An early drive of Audi's version of the Taycan reveals some worthy differences.
Despite being part of the same company, Audi and Porsche continue to compete like old rivals. Both companies share an electric-car platform dubbed J1, and both are building similar battery-powered models atop it. Porsche's Taycan launched about a year ago, and now Audi is letting us sample its gorgeous e-tron GT. We spent a day behind the wheel of a camouflaged RS e-tron GT—that's the spicy one—the 590-hp version with the 670-hp Taycan Turbo in the crosshairs.
The hardware that gives the Taycan such impressive handling and acceleration carries into the e-tron GT. This includes two electric motors that provide all-wheel drive, a liquid-cooled 83.7-kWh lithium-ion battery pack, a two-speed rear transmission, three-chamber air springs, rear-wheel steering, and a torque-vectoring rear end.
Under overboost conditions and when using the launch-control function, the estimated 590 horsepower temporarily rises to around 637 horsepower. We expect the sprint to 60 mph will take about 3.0 seconds, and top speed is governed at 155 mph. The basic e-tron GT will make 510 horsepower, or 12 horses fewer than a Taycan 4S.
On the tight, sometimes slippery but rather empty roads on the Greek island of Rhodes, the RS e-tron GT was able to show off its handling. After the drive, Audi set up a drag race where speeds reached an indicated 135 mph. The shift from first to second gear, by the way, was clearly noticeable under full acceleration, but it is barely noticeable on the road, where the upshift happens around 45 mph in Sport mode. In range-optimized modes, the RS e-tron takes off in second gear.
The suspension tune is rather soft, but the adaptive dampers stiffen in an instant. Lightning-quick step-off acceleration and the variable torque distribution give the e-tron GT nearly all of the agility and acceleration of the Taycan Turbo S. This is despite a claimed 4600-pound curb weight, which we think will be closer to 5000 when United States-spec cars are finalized. Audi engineers left in a bit of body roll, giving the driver a good sense of reaching the limits of adhesion, while the steering is pleasantly light. The RS e-tron GT is a fantastic performer, but it has a distinct character. It feels a bit less darty than the Taycan, and it is a bit more comfortable and relaxing on long drives.
Inside, there is a wide, horizontal, and angular dash that takes the futuristic design of e-tron SUV to the next level. Audi concealed the instrument panel, but we took a peek and liked what we saw. As in the Taycan, driver and passengers sit low. But it's comfortable, and the room in the rear seat is ample. The e-tron GT has three seats in back. The middle seat is raised and narrow. The large steering wheel is a key differentiator from Taycan, the mirrors are conventional instead of camera-based units on European versions of the e-tron SUV, and Audi has resisted the trend of retracting door handles.

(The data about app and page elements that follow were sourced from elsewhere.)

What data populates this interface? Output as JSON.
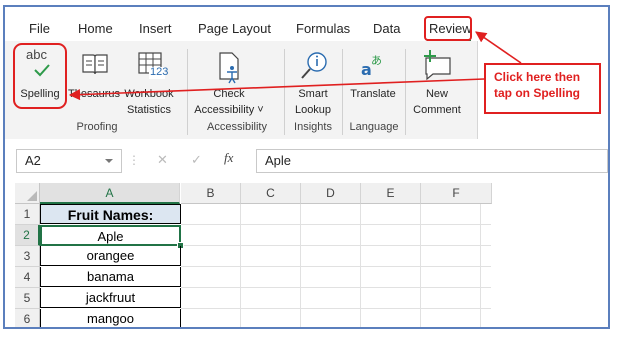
{
  "menu": {
    "tabs": [
      "File",
      "Home",
      "Insert",
      "Page Layout",
      "Formulas",
      "Data",
      "Review"
    ]
  },
  "ribbon": {
    "spelling": "Spelling",
    "spelling_icon_text": "abc",
    "thesaurus": "Thesaurus",
    "workbook": "Workbook",
    "statistics": "Statistics",
    "workbook_icon_number": "123",
    "check": "Check",
    "accessibility": "Accessibility ˅",
    "smart": "Smart",
    "lookup": "Lookup",
    "translate": "Translate",
    "new": "New",
    "comment": "Comment",
    "groups": {
      "proofing": "Proofing",
      "accessibility": "Accessibility",
      "insights": "Insights",
      "language": "Language"
    }
  },
  "formula_bar": {
    "name_box": "A2",
    "value": "Aple",
    "fx": "fx",
    "cancel": "✕",
    "enter": "✓"
  },
  "grid": {
    "columns": [
      "A",
      "B",
      "C",
      "D",
      "E",
      "F"
    ],
    "rows": [
      "1",
      "2",
      "3",
      "4",
      "5",
      "6"
    ],
    "cells": [
      "Fruit Names:",
      "Aple",
      "orangee",
      "banama",
      "jackfruut",
      "mangoo"
    ]
  },
  "annotation": {
    "text": "Click here then tap on Spelling"
  },
  "colors": {
    "annotation_red": "#e02020",
    "frame_blue": "#5b7fbd",
    "excel_green": "#217346",
    "header_fill": "#dce6f1"
  }
}
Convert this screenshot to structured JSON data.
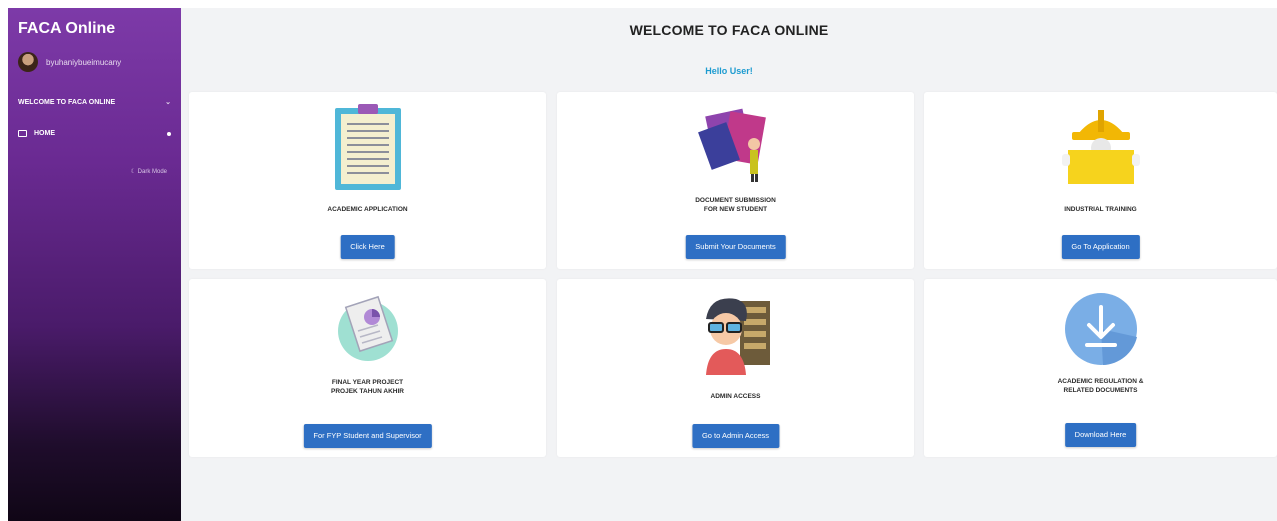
{
  "sidebar": {
    "brand": "FACA Online",
    "username": "byuhaniybueimucany",
    "nav_welcome": "WELCOME TO FACA ONLINE",
    "nav_home": "HOME",
    "dark_mode": "Dark Mode"
  },
  "main": {
    "title": "WELCOME TO FACA ONLINE",
    "greeting": "Hello User!"
  },
  "cards": [
    {
      "label": "ACADEMIC APPLICATION",
      "button": "Click Here",
      "icon": "clipboard-icon"
    },
    {
      "label": "DOCUMENT SUBMISSION\nFOR NEW STUDENT",
      "button": "Submit Your Documents",
      "icon": "documents-icon"
    },
    {
      "label": "INDUSTRIAL TRAINING",
      "button": "Go To Application",
      "icon": "worker-helmet-icon"
    },
    {
      "label": "FINAL YEAR PROJECT\nPROJEK TAHUN AKHIR",
      "button": "For FYP Student and Supervisor",
      "icon": "report-icon"
    },
    {
      "label": "ADMIN ACCESS",
      "button": "Go to Admin Access",
      "icon": "admin-icon"
    },
    {
      "label": "ACADEMIC REGULATION &\nRELATED DOCUMENTS",
      "button": "Download Here",
      "icon": "download-icon"
    }
  ],
  "colors": {
    "button": "#2e6fc4",
    "greeting": "#1d9bd0",
    "sidebar_top": "#7d3aa8",
    "sidebar_bottom": "#100616"
  }
}
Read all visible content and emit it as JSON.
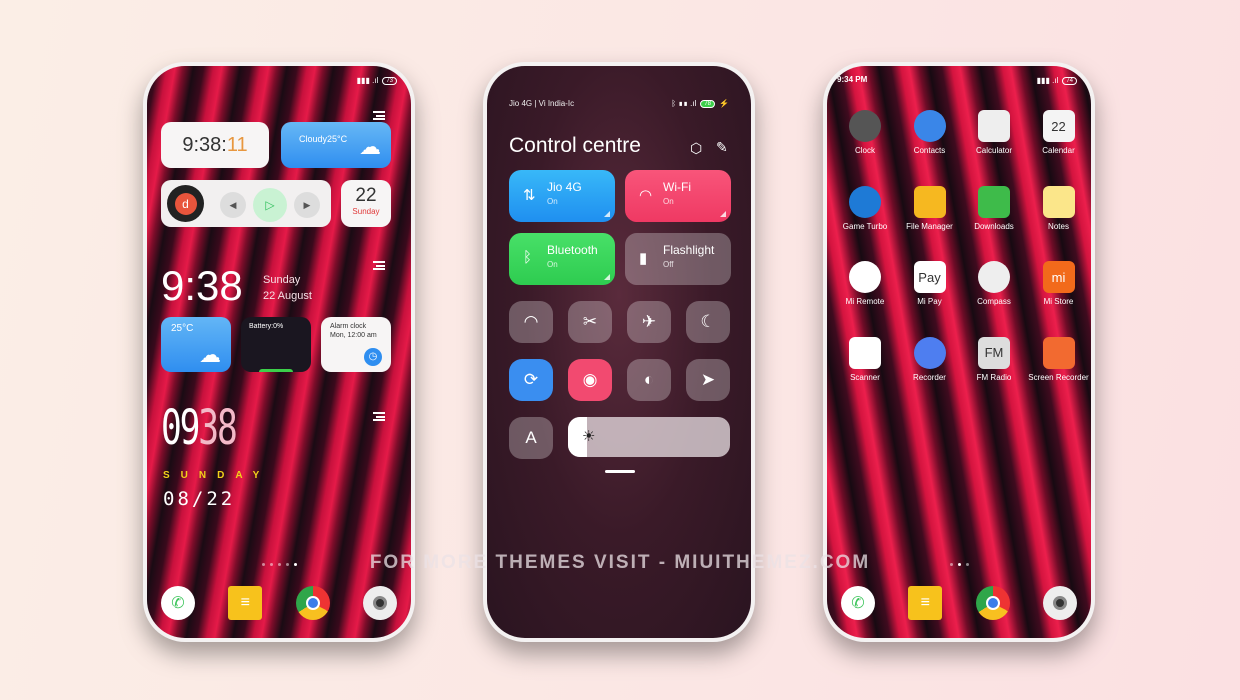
{
  "phone1": {
    "status": {
      "battery": "73"
    },
    "clock_widget": {
      "hm": "9:38:",
      "sec": "11"
    },
    "weather_widget": {
      "text": "Cloudy25°C"
    },
    "music_widget": {
      "prev_icon": "prev-icon",
      "play_icon": "play-icon",
      "next_icon": "next-icon"
    },
    "date_widget": {
      "day": "22",
      "weekday": "Sunday"
    },
    "big_clock": {
      "time": "9:38",
      "weekday": "Sunday",
      "date": "22 August"
    },
    "small_weather": {
      "temp": "25°C"
    },
    "battery_widget": {
      "label": "Battery:0%",
      "level_percent": 0
    },
    "alarm_widget": {
      "title": "Alarm clock",
      "time": "Mon, 12:00 am"
    },
    "digital_clock": {
      "hh": "09",
      "mm": "38",
      "weekday": "SUNDAY",
      "date": "08/22"
    },
    "pages": 5,
    "active_page": 5
  },
  "phone2": {
    "status": {
      "carrier": "Jio 4G | Vi India-Ic",
      "battery": "78"
    },
    "title": "Control centre",
    "tiles": [
      {
        "label": "Jio 4G",
        "state": "On",
        "color": "#2fa6f5"
      },
      {
        "label": "Wi-Fi",
        "state": "On",
        "color": "#f2456a"
      },
      {
        "label": "Bluetooth",
        "state": "On",
        "color": "#33cc55"
      },
      {
        "label": "Flashlight",
        "state": "Off",
        "color": "#9a8a92"
      }
    ],
    "toggles": [
      "wifi-hotspot-icon",
      "screenshot-icon",
      "airplane-icon",
      "moon-icon",
      "rotation-lock-icon",
      "eye-icon",
      "contrast-icon",
      "location-icon"
    ],
    "auto_brightness": "A",
    "brightness_percent": 12
  },
  "phone3": {
    "status": {
      "time": "9:34 PM",
      "battery": "74"
    },
    "apps": [
      {
        "label": "Clock",
        "color": "#555"
      },
      {
        "label": "Contacts",
        "color": "#3a86e8"
      },
      {
        "label": "Calculator",
        "color": "#eee"
      },
      {
        "label": "Calendar",
        "color": "#f4f4f4",
        "text": "22"
      },
      {
        "label": "Game Turbo",
        "color": "#1e7ad6"
      },
      {
        "label": "File Manager",
        "color": "#f6b820"
      },
      {
        "label": "Downloads",
        "color": "#3ebb4a"
      },
      {
        "label": "Notes",
        "color": "#fbe68a"
      },
      {
        "label": "Mi Remote",
        "color": "#fff"
      },
      {
        "label": "Mi Pay",
        "color": "#fff",
        "text": "Pay"
      },
      {
        "label": "Compass",
        "color": "#eee"
      },
      {
        "label": "Mi Store",
        "color": "#f26a1b",
        "text": "mi"
      },
      {
        "label": "Scanner",
        "color": "#fff"
      },
      {
        "label": "Recorder",
        "color": "#4e7ef0"
      },
      {
        "label": "FM Radio",
        "color": "#ddd",
        "text": "FM"
      },
      {
        "label": "Screen Recorder",
        "color": "#f26a30"
      }
    ],
    "pages": 3,
    "active_page": 2
  },
  "watermark": "FOR MORE THEMES VISIT - MIUITHEMEZ.COM"
}
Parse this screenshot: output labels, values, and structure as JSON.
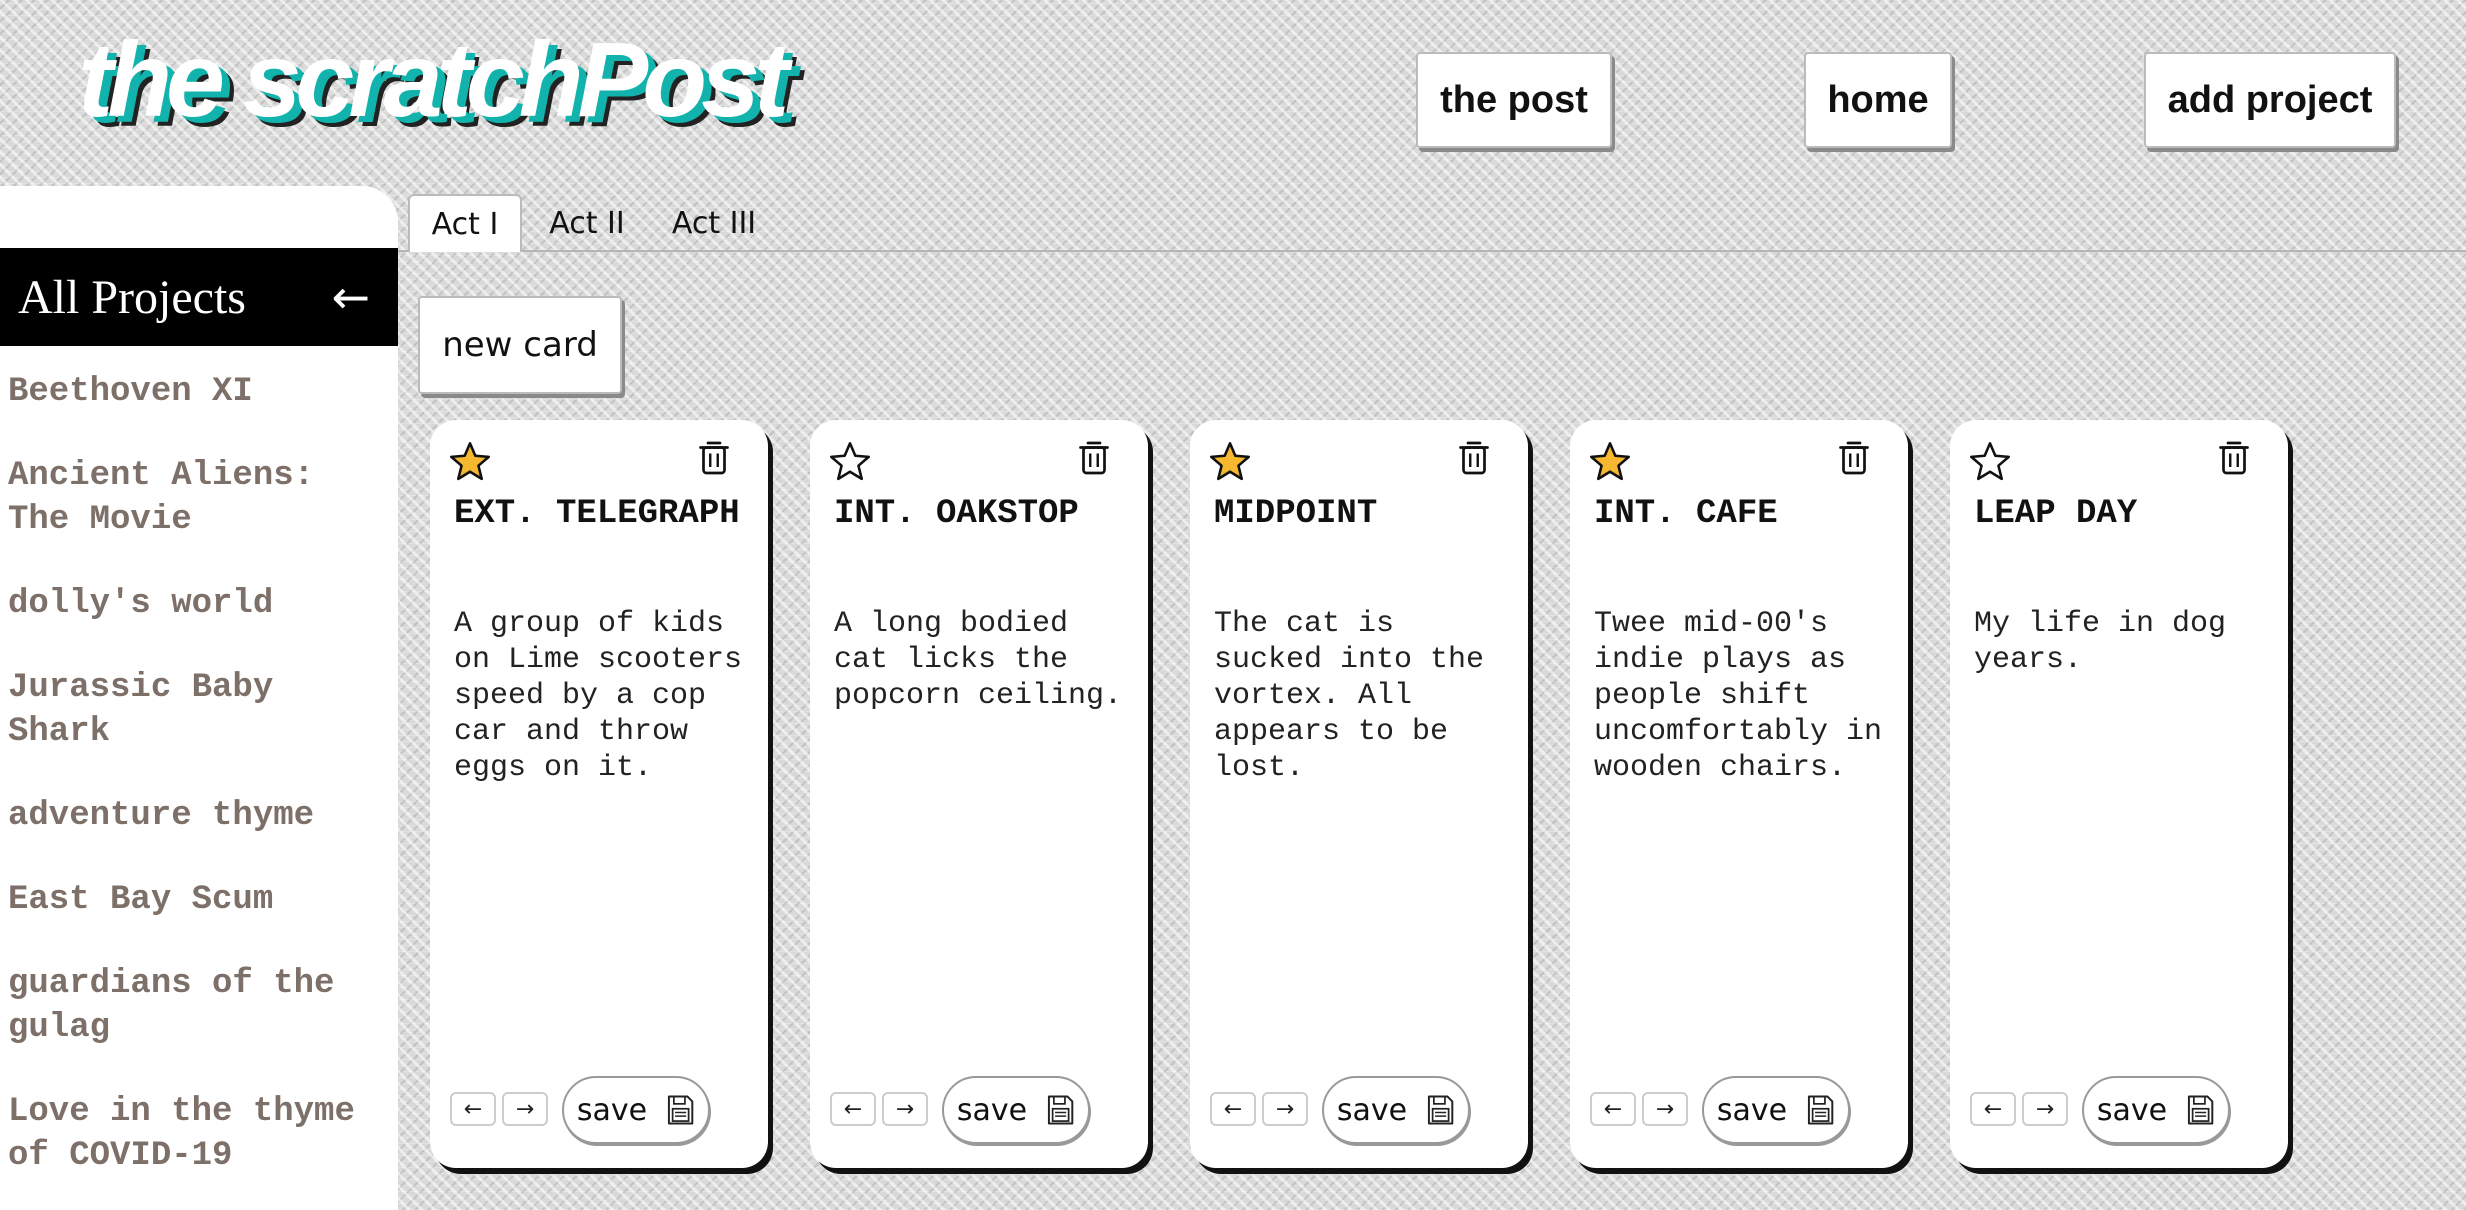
{
  "app": {
    "logo": "the scratchPost"
  },
  "nav": {
    "the_post": "the post",
    "home": "home",
    "add_project": "add project"
  },
  "sidebar": {
    "title": "All Projects",
    "collapse_icon": "left-arrow-icon",
    "collapse_glyph": "←",
    "projects": [
      "Beethoven XI",
      "Ancient Aliens: The Movie",
      "dolly's world",
      "Jurassic Baby Shark",
      "adventure thyme",
      "East Bay Scum",
      "guardians of the gulag",
      "Love in the thyme of COVID-19"
    ]
  },
  "tabs": [
    {
      "label": "Act I",
      "active": true
    },
    {
      "label": "Act II",
      "active": false
    },
    {
      "label": "Act III",
      "active": false
    }
  ],
  "new_card_label": "new card",
  "cards": [
    {
      "title": "EXT. TELEGRAPH",
      "body": "A group of kids on Lime scooters speed by a cop car and throw eggs on it.",
      "starred": true,
      "prev": "←",
      "next": "→",
      "save": "save"
    },
    {
      "title": "INT. OAKSTOP",
      "body": "A long bodied cat licks the popcorn ceiling.",
      "starred": false,
      "prev": "←",
      "next": "→",
      "save": "save"
    },
    {
      "title": "MIDPOINT",
      "body": "The cat is sucked into the vortex. All appears to be lost.",
      "starred": true,
      "prev": "←",
      "next": "→",
      "save": "save"
    },
    {
      "title": "INT. CAFE",
      "body": "Twee mid-00's indie plays as people shift uncomfortably in wooden chairs.",
      "starred": true,
      "prev": "←",
      "next": "→",
      "save": "save"
    },
    {
      "title": "LEAP DAY",
      "body": "My life in dog years.",
      "starred": false,
      "prev": "←",
      "next": "→",
      "save": "save"
    }
  ],
  "colors": {
    "star_filled": "#f5b82e",
    "logo_shadow_teal": "#12b3ac",
    "project_text": "#7d7068"
  },
  "icons": {
    "star": "star-icon",
    "trash": "trash-icon",
    "save": "floppy-disk-icon"
  }
}
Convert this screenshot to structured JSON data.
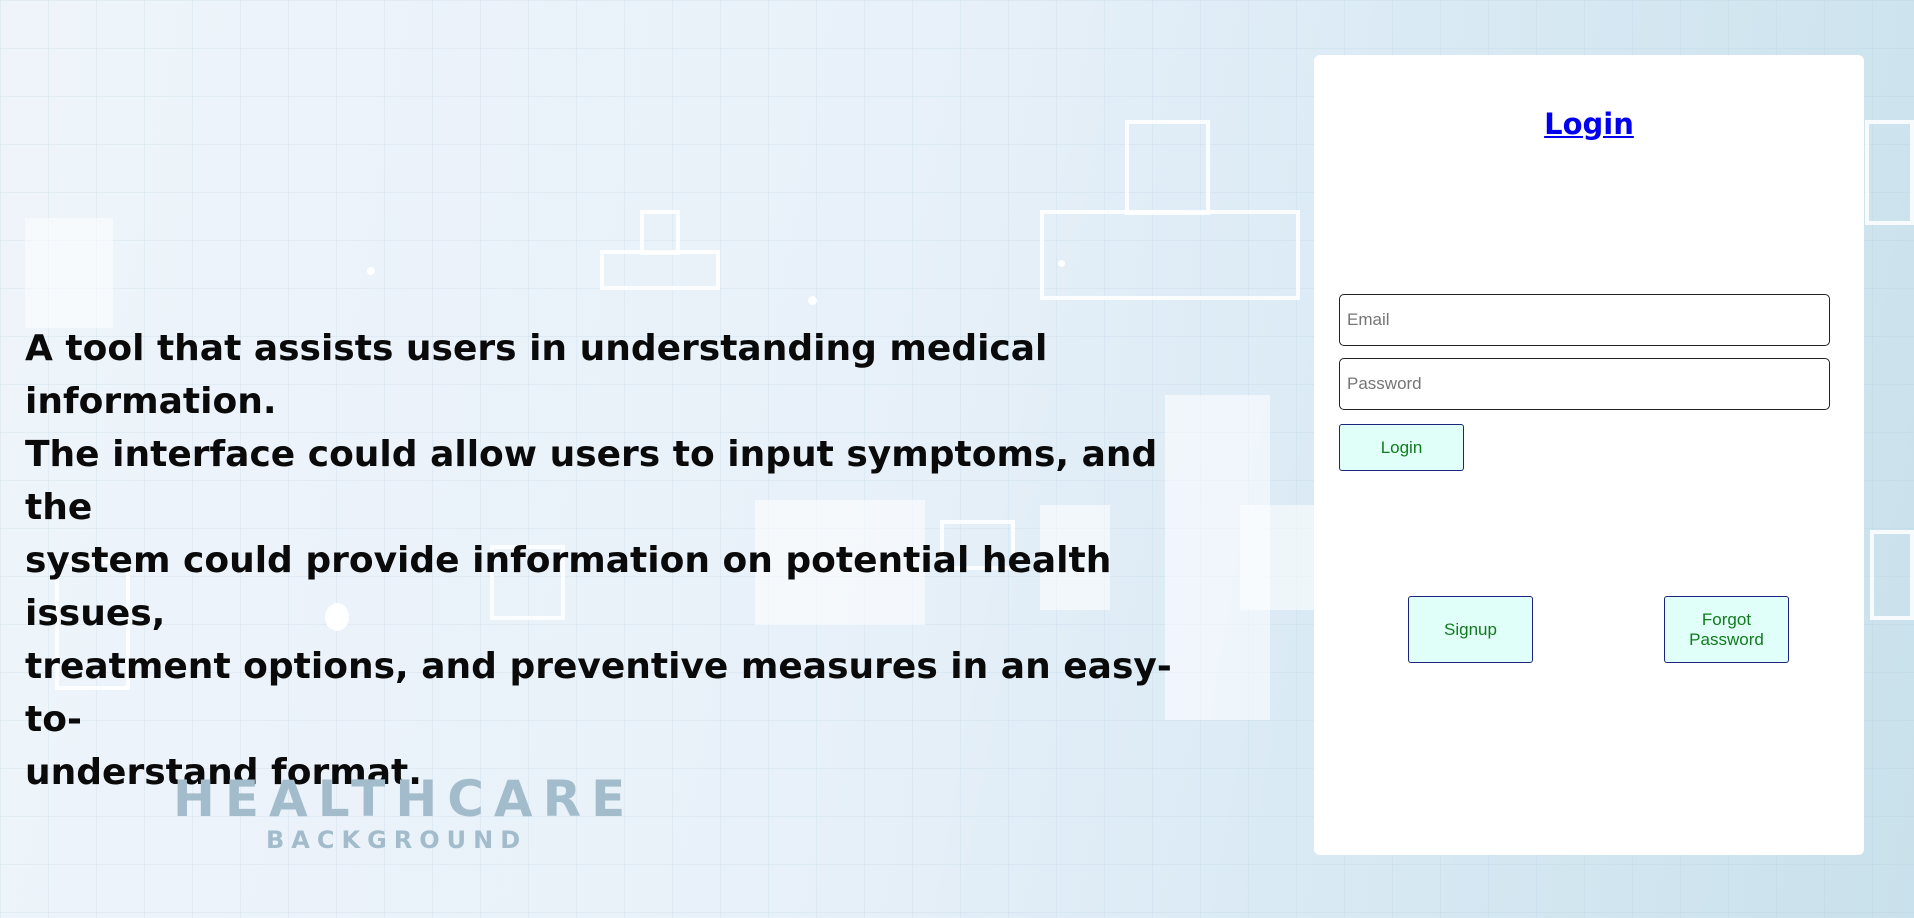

A fixed panoramic roof will be standard. A carbon-fiber roof is optional and reduces weight by 18 pounds. Like the Taycan, the GT is a sedan. There's a 12-cubic-foot trunk with a small opening and a frunk (front trunk) with 3 cubic feet of storage. Audi is considering adding a hatchback version, possibly because Porsche will be adding a hatchback Taycan Cross Turismo next year. The structure is largely made from steel with some aluminum components, and almost all body panels with the exception of the roof are made from aluminum.
The body has a beautiful shape, with a fastback look and the right amount of aggressiveness from its creases and bulging fenders. It's hard to imagine that Audi could have pulled off the design if they had to package a powerful gasoline engine under the hood. RS versions don't get too much external differentiation. Spotters will have to check the nose for a honeycomb pattern in the grille and, of course, the RS badges.
Audi claims a 249-mile range in the Euro cycle for the non-RS, but it isn't ready to release the details on the RS version. We'll assume it is less than the base model. Driven hard, we watched the range drop precipitously, so if you head out to hammer on the RS e-tron GT, set aside some time and a plan to recharge.
Final pricing is not yet available, but we're estimating a starting price the equivalent of $163,000, which makes the Audi RS e-tron GT about $12,000 less than the Taycan Turbo. We expect a similar difference when the Audi arrives in the U.S. next year, an important differentiator that works in the Audi's favor.